Task description: Copy out every line in the entries below that includes "vuelta".

Data about app and page elements

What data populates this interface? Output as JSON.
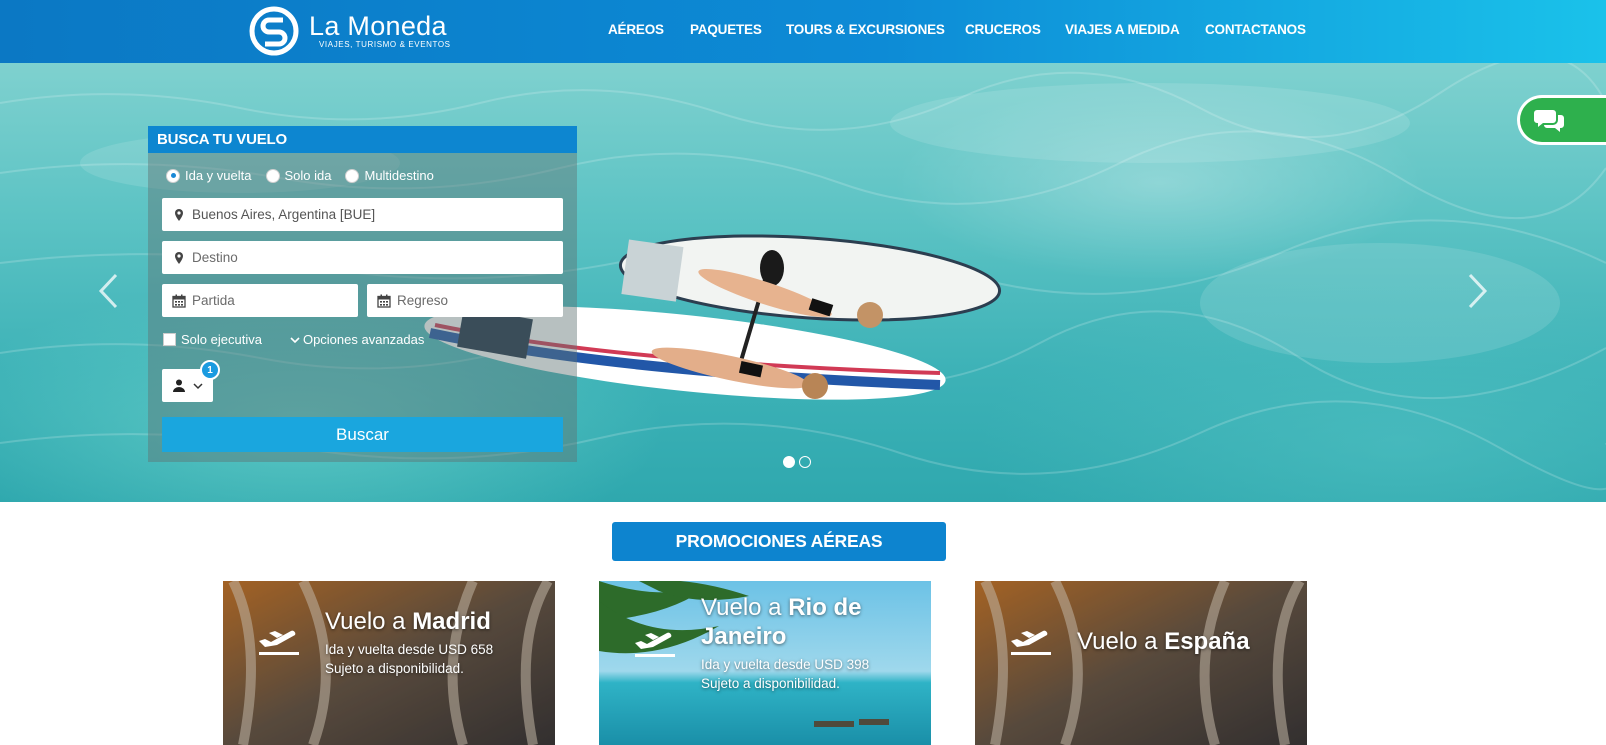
{
  "brand": {
    "name": "La Moneda",
    "tagline": "VIAJES, TURISMO & EVENTOS"
  },
  "nav": {
    "items": [
      "AÉREOS",
      "PAQUETES",
      "TOURS & EXCURSIONES",
      "CRUCEROS",
      "VIAJES A MEDIDA",
      "CONTACTANOS"
    ]
  },
  "search": {
    "title": "BUSCA TU VUELO",
    "trip_types": [
      "Ida y vuelta",
      "Solo ida",
      "Multidestino"
    ],
    "selected_trip_type": "Ida y vuelta",
    "origin_value": "Buenos Aires, Argentina [BUE]",
    "destination_placeholder": "Destino",
    "departure_placeholder": "Partida",
    "return_placeholder": "Regreso",
    "executive_label": "Solo ejecutiva",
    "advanced_label": "Opciones avanzadas",
    "passengers_count": "1",
    "submit_label": "Buscar"
  },
  "carousel": {
    "slide_count": 2,
    "active_slide": 1
  },
  "promos": {
    "title": "PROMOCIONES AÉREAS",
    "cards": [
      {
        "prefix": "Vuelo a ",
        "city": "Madrid",
        "line1": "Ida y vuelta desde USD 658",
        "line2": "Sujeto a disponibilidad."
      },
      {
        "prefix": "Vuelo a ",
        "city": "Rio de Janeiro",
        "line1": "Ida y vuelta desde USD 398",
        "line2": "Sujeto a disponibilidad."
      },
      {
        "prefix": "Vuelo a ",
        "city": "España",
        "line1": "",
        "line2": ""
      }
    ]
  },
  "colors": {
    "header_start": "#0b78c4",
    "header_end": "#1ac2ea",
    "accent": "#0d84cf",
    "button": "#1aa6de",
    "chat": "#2eb04d"
  },
  "icons": [
    "logo-mark-icon",
    "map-marker-icon",
    "calendar-icon",
    "chevron-down-icon",
    "user-icon",
    "chat-icon",
    "airplane-takeoff-icon",
    "chevron-left-icon",
    "chevron-right-icon"
  ]
}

Task answer:
      "Ida y vuelta",
    "selected_trip_type": "Ida y vuelta",
        "line1": "Ida y vuelta desde USD 658",
        "line1": "Ida y vuelta desde USD 398",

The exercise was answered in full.